**PROBLEM:**
An exact copy of every entry is the required answer.

Data records for software interfaces:
Content starts

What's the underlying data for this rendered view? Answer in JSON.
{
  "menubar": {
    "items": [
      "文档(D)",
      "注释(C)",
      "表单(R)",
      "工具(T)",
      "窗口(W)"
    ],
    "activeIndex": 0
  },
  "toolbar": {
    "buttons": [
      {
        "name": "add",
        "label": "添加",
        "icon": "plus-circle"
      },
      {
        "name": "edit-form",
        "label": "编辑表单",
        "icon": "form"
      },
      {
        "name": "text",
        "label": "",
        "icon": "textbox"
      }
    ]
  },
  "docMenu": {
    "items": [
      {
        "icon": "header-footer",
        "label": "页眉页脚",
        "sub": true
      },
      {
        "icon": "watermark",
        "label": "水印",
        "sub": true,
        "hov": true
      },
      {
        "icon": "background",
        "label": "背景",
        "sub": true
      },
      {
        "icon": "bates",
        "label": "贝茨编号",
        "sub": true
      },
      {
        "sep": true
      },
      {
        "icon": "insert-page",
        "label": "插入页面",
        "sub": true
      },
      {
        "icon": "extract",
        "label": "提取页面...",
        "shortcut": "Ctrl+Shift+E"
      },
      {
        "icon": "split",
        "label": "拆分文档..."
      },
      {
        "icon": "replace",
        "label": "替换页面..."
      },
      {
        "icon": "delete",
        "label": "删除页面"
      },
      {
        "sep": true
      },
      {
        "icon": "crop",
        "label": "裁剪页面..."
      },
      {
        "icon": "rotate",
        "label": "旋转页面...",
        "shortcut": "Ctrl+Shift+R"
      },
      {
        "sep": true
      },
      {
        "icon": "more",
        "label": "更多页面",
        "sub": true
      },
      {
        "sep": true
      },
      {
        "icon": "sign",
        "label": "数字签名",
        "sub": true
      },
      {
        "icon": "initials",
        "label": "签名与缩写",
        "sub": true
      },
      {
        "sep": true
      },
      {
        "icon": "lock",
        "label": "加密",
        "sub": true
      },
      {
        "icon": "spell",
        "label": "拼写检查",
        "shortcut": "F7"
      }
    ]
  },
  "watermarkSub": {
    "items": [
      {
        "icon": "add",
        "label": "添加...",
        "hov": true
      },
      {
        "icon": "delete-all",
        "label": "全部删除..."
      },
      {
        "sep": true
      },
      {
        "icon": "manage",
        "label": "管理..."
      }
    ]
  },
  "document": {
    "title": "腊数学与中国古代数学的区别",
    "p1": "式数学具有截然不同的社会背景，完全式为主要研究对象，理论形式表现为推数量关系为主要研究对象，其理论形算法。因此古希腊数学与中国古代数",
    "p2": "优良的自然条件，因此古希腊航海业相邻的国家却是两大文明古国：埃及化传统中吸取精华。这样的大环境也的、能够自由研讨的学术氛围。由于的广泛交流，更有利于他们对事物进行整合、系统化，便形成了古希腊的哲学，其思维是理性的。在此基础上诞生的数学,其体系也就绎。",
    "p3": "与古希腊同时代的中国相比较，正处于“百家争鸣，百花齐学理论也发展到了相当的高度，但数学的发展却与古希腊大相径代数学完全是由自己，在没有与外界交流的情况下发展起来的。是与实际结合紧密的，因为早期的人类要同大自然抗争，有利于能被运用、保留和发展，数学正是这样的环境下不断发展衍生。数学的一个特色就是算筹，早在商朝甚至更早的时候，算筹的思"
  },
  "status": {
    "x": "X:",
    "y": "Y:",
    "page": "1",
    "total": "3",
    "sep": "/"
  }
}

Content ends

**EXERCISE SOLUTION:**
What's the underlying data for this rendered view? Answer in JSON.
{
  "menubar": {
    "items": [
      "文档(D)",
      "注释(C)",
      "表单(R)",
      "工具(T)",
      "窗口(W)"
    ],
    "activeIndex": 0
  },
  "toolbar": {
    "buttons": [
      {
        "name": "add",
        "label": "添加",
        "icon": "plus-circle"
      },
      {
        "name": "edit-form",
        "label": "编辑表单",
        "icon": "form"
      },
      {
        "name": "text",
        "label": "",
        "icon": "textbox"
      }
    ]
  },
  "docMenu": {
    "items": [
      {
        "icon": "header-footer",
        "label": "页眉页脚",
        "sub": true
      },
      {
        "icon": "watermark",
        "label": "水印",
        "sub": true,
        "hov": true
      },
      {
        "icon": "background",
        "label": "背景",
        "sub": true
      },
      {
        "icon": "bates",
        "label": "贝茨编号",
        "sub": true
      },
      {
        "sep": true
      },
      {
        "icon": "insert-page",
        "label": "插入页面",
        "sub": true
      },
      {
        "icon": "extract",
        "label": "提取页面...",
        "shortcut": "Ctrl+Shift+E"
      },
      {
        "icon": "split",
        "label": "拆分文档..."
      },
      {
        "icon": "replace",
        "label": "替换页面..."
      },
      {
        "icon": "delete",
        "label": "删除页面"
      },
      {
        "sep": true
      },
      {
        "icon": "crop",
        "label": "裁剪页面..."
      },
      {
        "icon": "rotate",
        "label": "旋转页面...",
        "shortcut": "Ctrl+Shift+R"
      },
      {
        "sep": true
      },
      {
        "icon": "more",
        "label": "更多页面",
        "sub": true
      },
      {
        "sep": true
      },
      {
        "icon": "sign",
        "label": "数字签名",
        "sub": true
      },
      {
        "icon": "initials",
        "label": "签名与缩写",
        "sub": true
      },
      {
        "sep": true
      },
      {
        "icon": "lock",
        "label": "加密",
        "sub": true
      },
      {
        "icon": "spell",
        "label": "拼写检查",
        "shortcut": "F7"
      }
    ]
  },
  "watermarkSub": {
    "items": [
      {
        "icon": "add",
        "label": "添加...",
        "hov": true
      },
      {
        "icon": "delete-all",
        "label": "全部删除..."
      },
      {
        "sep": true
      },
      {
        "icon": "manage",
        "label": "管理..."
      }
    ]
  },
  "document": {
    "title": "腊数学与中国古代数学的区别",
    "p1": "式数学具有截然不同的社会背景，完全式为主要研究对象，理论形式表现为推数量关系为主要研究对象，其理论形算法。因此古希腊数学与中国古代数",
    "p2": "优良的自然条件，因此古希腊航海业相邻的国家却是两大文明古国：埃及化传统中吸取精华。这样的大环境也的、能够自由研讨的学术氛围。由于的广泛交流，更有利于他们对事物进行整合、系统化，便形成了古希腊的哲学，其思维是理性的。在此基础上诞生的数学,其体系也就绎。",
    "p3": "与古希腊同时代的中国相比较，正处于“百家争鸣，百花齐学理论也发展到了相当的高度，但数学的发展却与古希腊大相径代数学完全是由自己，在没有与外界交流的情况下发展起来的。是与实际结合紧密的，因为早期的人类要同大自然抗争，有利于能被运用、保留和发展，数学正是这样的环境下不断发展衍生。数学的一个特色就是算筹，早在商朝甚至更早的时候，算筹的思"
  },
  "status": {
    "x": "X:",
    "y": "Y:",
    "page": "1",
    "total": "3",
    "sep": "/"
  }
}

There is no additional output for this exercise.